Internet-Based Research in the Social Science of Religion - Guiding Paper
For a decade, social scientists have been aware that much religion-oriented communication takes place on Internet (Hadden and Cowan 2000). During that time, the amount of activity online has increased greatly, and the forms of Internet usage have diversified seemingly without end. It is also true that scientists have discovered new ways to extract data from websites or other Internet-based systems, even when they are not explicitly religious, that can benefit researchers interested in religion. No longer is the task merely studying the innovative ways people can use Internet for religious purposes. It is now also possible to use Internet-derived data to develop and test general theories of religious behavior that apply offline as well as online.
This paper will describe Internet-based research methods that are cutting-edge, meet reasonable tests of validity and reliability, and are sufficiently practical that students can use them for graduate papers and dissertations at the same time that their professors are preparing professional publications based on them.
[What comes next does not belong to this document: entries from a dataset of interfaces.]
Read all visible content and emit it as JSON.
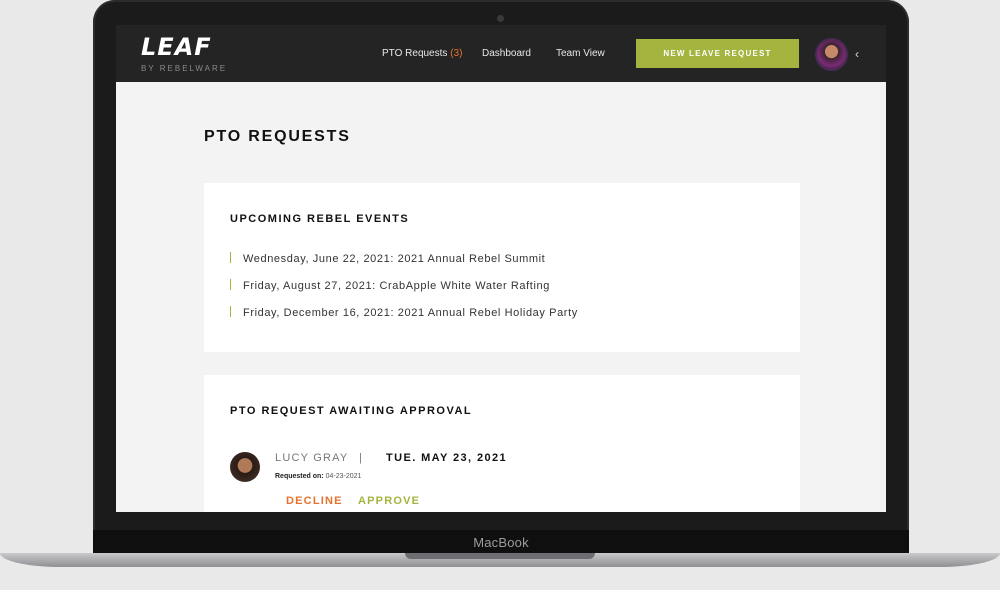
{
  "app": {
    "logo_text": "LEAF",
    "logo_sub": "BY REBELWARE"
  },
  "nav": {
    "pto_requests_label": "PTO Requests",
    "pto_requests_count": "(3)",
    "dashboard_label": "Dashboard",
    "team_view_label": "Team View",
    "new_leave_label": "NEW LEAVE REQUEST",
    "chevron": "‹"
  },
  "page": {
    "title": "PTO REQUESTS"
  },
  "events": {
    "title": "UPCOMING REBEL EVENTS",
    "items": [
      "Wednesday, June 22, 2021: 2021 Annual Rebel Summit",
      "Friday, August 27, 2021: CrabApple White Water Rafting",
      "Friday, December 16, 2021: 2021 Annual Rebel Holiday Party"
    ]
  },
  "approval": {
    "title": "PTO REQUEST AWAITING APPROVAL",
    "requester": "LUCY GRAY",
    "divider": "|",
    "date": "TUE. MAY 23, 2021",
    "requested_on_label": "Requested on:",
    "requested_on_value": "04-23-2021",
    "decline_label": "DECLINE",
    "approve_label": "APPROVE"
  },
  "device": {
    "brand": "MacBook"
  },
  "colors": {
    "accent_green": "#a5b43f",
    "accent_orange": "#e5722f",
    "header_bg": "#242424"
  }
}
The emphasis will be on quantitative methods, but some qualitative methods will also be mentioned, in part to place the quantitative techniques in a wider methodological context, as well as to identify directions in which innovations might be developed
Please use the following when citing this paper:
Bainbridge, William Sims. 2010. Internet-Based Research in the Social Science of Religion (ARDA Guiding Paper Series). State College, PA: The Association of Religion Data Archives at The Pennsylvania State University, from https://www.thearda.com/research/guiding-papers.
William Sims Bainbridge is co-director of Human-Centered Computing at the National Science Foundation (NSF). Dr. Bainbridge is well known for his work on the sociology of religion, publishing a wide variety or articles and books, including three collaborations with Rodney Stark: The Future of Religion: Secularization, Revival and Cult Formation (1985), A Theory of Religion (1987), and Religion, Deviance, and Social Control (1996). Among his solo-authored books, these concern religion: Satan's Power: A Deviant Psychotherapy Cult (1978), The Sociology of Religious Movements (2002), God from the Machine: Artificial Intelligence Models of Religious Cognition (Cognitive Science of Religion) (2006), and Across the Secular Abyss: From Faith to Wisdom (2007).